See Winteranus cortex.
(From magister, a master). The ancient chemists meant by this term a peculiar and secret method of preparing any medicine; but at present it is applied to powders made by solution and precipitation (see Bf.nzoinum, Bismuthum, and Calaminaris Lapis), to resins, or resinous extracts, or any white powder peculiarly subtile and light. The term generally implies that some of the menstruum remains. At present we have no general idea, or established characteristic, to distinguish magistery from precipitate. Every magistery is some kind of precipitate; but every precipitate is not a magistery.
(from the same). See Medicamenta Extemporanea.
(From magistro, to rule; so called by way of eminence. See Imperatoria.
(From to blend together,) ecpiesma. In a more general sense it is any thick ointment that will not melt with the heat of the body, or a poultice that will not easily spread: more strictly the faeces of any ointment after the thinner parts are strained off: Galen limits the term to the faeces of myrobalans.
Ma Gna Arte Ria. The large artery. See Aorta.
The epilepsy. Hippocrates.
(From See Silphium.
This beautiful wood is procured from the swietenia mahogani Lin. Sp. Pl. 548, and the bark resembles, in appearance and qualities, very nearly the Peruvian bark. The trees which produce them are also closely connected by botanical affinities.
See Lilicm convallum.
Hair Tree, brought originally from Japan, by Thunberg, was styled the tree of forty crowns, from its usual price; but it is easily propagated by cuttings, and now common. The appellation was derived from its leaves resembling those of the adiantum, and Linnaeus formed a genus, which he styled ginko; found only in one of his later mantissa. This plant was the ginko biloba. It flowered for the first time in England in 1796, and the president of the Linnaean society referred it to a new genus, calling it salisburia, with the trivial name of adiantifolia (Linnaean Transactions, iii. 330). It is chiefly cultivated for its beauty and its nuts, which are not produced till the tree is old. They are said by Kempfer to be nutrient and corroborant.

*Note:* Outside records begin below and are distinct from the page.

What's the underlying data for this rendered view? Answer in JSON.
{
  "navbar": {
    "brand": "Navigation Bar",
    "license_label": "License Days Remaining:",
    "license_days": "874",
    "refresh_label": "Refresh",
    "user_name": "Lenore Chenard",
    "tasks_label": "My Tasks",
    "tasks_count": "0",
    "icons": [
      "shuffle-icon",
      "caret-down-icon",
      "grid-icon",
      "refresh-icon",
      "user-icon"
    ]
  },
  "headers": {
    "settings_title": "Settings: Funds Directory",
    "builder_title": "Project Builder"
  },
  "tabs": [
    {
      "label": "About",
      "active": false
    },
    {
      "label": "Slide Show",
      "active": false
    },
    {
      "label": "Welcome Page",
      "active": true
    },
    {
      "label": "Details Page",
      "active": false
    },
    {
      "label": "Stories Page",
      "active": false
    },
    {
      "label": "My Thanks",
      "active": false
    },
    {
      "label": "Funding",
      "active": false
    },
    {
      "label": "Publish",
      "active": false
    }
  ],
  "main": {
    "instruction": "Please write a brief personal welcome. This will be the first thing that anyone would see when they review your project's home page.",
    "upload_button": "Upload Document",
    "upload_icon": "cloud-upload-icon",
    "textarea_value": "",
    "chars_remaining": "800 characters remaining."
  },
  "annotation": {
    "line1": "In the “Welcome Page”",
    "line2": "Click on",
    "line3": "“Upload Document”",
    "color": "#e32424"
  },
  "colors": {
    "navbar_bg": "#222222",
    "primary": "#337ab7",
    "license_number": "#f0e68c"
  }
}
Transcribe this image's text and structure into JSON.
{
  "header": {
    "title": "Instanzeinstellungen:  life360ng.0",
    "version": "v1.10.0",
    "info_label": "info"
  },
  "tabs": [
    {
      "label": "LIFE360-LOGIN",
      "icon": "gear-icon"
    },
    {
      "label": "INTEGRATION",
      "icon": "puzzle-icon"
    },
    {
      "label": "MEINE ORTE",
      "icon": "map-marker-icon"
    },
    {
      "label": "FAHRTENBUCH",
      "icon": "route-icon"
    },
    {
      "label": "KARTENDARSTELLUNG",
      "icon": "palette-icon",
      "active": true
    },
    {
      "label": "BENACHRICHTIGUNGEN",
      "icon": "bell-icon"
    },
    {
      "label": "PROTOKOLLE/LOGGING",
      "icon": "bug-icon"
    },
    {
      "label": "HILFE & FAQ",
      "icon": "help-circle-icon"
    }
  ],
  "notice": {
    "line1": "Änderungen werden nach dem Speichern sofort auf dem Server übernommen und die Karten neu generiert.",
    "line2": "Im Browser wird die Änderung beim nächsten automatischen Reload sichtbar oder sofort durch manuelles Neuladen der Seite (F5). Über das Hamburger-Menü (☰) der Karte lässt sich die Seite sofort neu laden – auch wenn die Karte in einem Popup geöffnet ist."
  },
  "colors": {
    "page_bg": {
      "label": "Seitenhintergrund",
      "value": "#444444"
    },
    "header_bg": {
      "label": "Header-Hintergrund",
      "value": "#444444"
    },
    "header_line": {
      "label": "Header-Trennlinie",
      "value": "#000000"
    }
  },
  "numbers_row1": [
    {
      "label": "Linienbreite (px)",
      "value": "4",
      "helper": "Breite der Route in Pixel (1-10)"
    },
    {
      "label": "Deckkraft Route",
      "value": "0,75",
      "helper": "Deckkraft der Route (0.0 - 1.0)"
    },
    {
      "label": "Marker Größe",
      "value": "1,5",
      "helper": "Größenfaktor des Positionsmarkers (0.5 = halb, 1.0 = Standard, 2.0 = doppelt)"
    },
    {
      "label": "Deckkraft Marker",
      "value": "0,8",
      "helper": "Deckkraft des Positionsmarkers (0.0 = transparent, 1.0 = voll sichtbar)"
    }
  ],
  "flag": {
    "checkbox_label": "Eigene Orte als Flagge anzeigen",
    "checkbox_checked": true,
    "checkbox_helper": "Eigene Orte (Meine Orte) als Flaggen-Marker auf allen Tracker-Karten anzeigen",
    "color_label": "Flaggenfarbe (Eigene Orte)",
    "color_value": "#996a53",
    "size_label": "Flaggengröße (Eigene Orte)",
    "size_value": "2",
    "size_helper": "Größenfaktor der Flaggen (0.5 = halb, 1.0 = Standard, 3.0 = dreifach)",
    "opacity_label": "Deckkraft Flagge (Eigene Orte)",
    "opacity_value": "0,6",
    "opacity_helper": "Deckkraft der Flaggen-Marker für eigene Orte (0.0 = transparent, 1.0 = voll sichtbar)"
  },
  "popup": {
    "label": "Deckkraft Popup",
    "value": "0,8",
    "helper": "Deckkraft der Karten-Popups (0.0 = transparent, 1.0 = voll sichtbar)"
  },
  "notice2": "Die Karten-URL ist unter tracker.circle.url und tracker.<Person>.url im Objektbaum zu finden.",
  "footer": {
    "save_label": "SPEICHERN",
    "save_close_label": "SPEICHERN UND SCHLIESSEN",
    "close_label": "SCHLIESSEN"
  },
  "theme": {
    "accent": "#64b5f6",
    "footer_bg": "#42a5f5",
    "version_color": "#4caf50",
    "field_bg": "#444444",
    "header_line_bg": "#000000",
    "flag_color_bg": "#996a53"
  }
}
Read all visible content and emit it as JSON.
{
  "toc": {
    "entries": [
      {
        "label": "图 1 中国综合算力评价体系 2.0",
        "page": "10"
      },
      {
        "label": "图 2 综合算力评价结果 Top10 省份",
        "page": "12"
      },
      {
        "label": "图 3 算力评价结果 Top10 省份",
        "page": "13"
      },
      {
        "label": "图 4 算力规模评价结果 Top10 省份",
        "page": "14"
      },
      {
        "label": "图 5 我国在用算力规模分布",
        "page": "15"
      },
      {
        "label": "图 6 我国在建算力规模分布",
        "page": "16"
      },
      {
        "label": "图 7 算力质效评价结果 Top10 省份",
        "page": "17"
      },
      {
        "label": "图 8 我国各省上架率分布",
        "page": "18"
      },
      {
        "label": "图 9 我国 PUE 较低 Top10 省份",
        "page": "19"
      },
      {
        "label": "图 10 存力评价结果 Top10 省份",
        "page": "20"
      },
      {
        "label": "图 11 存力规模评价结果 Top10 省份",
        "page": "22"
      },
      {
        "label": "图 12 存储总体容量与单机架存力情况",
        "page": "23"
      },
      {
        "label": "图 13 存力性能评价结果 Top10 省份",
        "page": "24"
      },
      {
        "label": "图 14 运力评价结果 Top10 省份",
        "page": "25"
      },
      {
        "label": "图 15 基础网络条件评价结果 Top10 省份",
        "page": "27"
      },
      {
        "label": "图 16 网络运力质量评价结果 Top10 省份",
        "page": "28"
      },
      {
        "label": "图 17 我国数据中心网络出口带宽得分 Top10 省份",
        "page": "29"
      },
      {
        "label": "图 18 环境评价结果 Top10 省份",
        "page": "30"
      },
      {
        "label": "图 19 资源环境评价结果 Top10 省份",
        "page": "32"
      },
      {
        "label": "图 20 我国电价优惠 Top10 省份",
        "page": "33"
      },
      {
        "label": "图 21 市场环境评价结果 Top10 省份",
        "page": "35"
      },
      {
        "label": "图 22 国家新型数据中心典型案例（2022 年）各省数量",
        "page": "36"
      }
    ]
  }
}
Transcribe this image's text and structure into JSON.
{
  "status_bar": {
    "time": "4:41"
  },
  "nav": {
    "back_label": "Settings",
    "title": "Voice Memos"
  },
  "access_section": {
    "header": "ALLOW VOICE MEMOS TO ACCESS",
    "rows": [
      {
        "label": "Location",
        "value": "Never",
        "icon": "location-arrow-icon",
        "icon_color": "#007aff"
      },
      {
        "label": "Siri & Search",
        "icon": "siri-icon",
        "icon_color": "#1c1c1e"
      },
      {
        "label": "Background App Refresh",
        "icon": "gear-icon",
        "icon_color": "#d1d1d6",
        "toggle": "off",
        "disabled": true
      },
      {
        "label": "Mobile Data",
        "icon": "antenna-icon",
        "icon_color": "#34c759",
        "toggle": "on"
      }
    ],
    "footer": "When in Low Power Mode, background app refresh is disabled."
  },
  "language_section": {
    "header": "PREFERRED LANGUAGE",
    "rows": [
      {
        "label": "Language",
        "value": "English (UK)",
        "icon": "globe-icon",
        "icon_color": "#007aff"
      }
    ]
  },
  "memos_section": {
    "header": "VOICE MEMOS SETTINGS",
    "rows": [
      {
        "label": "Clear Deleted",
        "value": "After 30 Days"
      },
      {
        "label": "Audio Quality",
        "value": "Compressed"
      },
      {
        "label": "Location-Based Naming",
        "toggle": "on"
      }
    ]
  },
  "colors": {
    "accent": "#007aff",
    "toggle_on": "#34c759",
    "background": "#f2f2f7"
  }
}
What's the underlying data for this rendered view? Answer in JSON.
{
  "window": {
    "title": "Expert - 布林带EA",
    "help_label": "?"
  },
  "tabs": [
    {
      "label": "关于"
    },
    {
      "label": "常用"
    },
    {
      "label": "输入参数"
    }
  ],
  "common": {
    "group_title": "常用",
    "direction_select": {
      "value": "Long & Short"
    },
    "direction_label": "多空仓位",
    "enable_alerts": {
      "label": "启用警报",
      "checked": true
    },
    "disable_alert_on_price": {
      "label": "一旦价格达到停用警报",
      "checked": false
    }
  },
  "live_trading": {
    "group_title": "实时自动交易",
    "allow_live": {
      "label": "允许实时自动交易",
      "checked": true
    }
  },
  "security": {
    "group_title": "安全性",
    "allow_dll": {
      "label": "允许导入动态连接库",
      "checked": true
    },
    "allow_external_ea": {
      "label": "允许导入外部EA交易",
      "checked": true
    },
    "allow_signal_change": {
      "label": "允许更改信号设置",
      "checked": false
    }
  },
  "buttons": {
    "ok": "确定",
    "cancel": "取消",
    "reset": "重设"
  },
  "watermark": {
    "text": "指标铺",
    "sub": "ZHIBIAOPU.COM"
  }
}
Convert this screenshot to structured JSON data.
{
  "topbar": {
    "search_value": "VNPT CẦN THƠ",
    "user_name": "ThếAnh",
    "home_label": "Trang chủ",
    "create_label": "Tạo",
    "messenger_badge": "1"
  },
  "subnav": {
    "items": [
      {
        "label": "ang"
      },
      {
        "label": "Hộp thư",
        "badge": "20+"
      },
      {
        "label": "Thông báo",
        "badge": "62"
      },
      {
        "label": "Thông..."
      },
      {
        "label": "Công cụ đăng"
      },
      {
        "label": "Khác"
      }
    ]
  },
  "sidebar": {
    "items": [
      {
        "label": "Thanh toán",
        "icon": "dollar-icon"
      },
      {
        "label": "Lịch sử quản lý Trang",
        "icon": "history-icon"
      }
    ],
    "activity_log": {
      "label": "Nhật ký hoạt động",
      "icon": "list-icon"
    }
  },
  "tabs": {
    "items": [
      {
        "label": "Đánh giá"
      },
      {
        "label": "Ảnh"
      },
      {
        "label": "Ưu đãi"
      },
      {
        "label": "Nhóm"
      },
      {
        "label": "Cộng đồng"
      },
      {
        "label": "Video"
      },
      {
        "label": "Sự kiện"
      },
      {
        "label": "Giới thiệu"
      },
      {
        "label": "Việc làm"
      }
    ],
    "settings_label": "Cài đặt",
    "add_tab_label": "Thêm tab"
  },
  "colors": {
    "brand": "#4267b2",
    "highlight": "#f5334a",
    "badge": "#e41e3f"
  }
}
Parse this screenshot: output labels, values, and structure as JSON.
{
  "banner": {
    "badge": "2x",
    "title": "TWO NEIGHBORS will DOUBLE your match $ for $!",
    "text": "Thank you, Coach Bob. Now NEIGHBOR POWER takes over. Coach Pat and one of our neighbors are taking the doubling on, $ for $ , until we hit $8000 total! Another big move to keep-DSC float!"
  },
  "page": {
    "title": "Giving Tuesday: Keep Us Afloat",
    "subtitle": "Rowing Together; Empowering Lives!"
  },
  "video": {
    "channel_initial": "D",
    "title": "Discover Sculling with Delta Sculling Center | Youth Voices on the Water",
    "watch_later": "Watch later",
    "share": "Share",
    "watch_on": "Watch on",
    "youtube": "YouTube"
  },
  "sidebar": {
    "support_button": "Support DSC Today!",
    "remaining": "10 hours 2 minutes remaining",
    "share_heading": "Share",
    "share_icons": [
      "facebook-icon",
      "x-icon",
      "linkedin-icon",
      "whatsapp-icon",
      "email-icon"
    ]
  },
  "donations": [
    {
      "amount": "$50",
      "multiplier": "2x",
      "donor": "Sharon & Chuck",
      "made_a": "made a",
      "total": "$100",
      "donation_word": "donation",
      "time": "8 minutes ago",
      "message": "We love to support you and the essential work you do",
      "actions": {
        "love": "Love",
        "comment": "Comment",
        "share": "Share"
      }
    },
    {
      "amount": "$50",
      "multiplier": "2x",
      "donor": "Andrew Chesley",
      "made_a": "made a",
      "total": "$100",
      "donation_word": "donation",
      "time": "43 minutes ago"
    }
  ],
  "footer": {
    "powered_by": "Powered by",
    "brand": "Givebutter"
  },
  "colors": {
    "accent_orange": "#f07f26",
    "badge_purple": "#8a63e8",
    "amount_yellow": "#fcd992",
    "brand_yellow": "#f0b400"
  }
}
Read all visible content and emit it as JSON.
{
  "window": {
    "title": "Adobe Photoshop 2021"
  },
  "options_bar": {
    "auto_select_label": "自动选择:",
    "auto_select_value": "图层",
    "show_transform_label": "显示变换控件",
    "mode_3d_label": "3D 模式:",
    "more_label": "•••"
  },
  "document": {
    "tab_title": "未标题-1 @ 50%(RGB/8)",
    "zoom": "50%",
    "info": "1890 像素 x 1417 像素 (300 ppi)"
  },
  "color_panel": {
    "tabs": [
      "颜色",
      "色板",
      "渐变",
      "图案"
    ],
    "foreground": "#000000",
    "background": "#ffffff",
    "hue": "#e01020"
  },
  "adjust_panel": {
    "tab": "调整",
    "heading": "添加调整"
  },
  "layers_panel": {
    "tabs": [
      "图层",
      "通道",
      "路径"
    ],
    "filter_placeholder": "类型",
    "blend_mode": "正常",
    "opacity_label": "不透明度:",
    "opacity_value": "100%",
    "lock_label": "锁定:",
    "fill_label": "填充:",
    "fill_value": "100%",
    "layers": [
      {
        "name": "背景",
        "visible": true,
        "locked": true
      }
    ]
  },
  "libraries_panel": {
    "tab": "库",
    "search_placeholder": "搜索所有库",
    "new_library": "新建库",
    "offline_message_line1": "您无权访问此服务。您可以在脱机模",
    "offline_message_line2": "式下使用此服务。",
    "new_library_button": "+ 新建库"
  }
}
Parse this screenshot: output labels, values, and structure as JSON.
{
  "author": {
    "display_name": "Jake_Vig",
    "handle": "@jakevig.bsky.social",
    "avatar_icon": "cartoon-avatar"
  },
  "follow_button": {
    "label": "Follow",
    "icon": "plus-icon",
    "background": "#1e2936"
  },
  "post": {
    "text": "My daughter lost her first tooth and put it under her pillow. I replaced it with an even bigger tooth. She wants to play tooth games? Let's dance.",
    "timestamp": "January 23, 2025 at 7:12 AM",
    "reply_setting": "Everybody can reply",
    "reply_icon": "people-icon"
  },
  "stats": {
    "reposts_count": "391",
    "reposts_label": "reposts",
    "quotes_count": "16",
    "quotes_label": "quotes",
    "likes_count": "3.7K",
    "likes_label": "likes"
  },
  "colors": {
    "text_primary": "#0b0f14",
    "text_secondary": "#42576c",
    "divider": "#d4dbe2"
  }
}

A Nschi. A species of rhamnus, growing in Malabar; Lawsonia spinosa Lin. Sp. Pl. 498. A decoction of its root is commended in gout, and of its leaves in jaundice.
Elou, and Mail-elou-katou, are tal' evergreen trees growing in Malabar, which are not found in modern systems. A decoction of the bruised leaves and bark is said to be useful in the after pains, and to promote the lochia.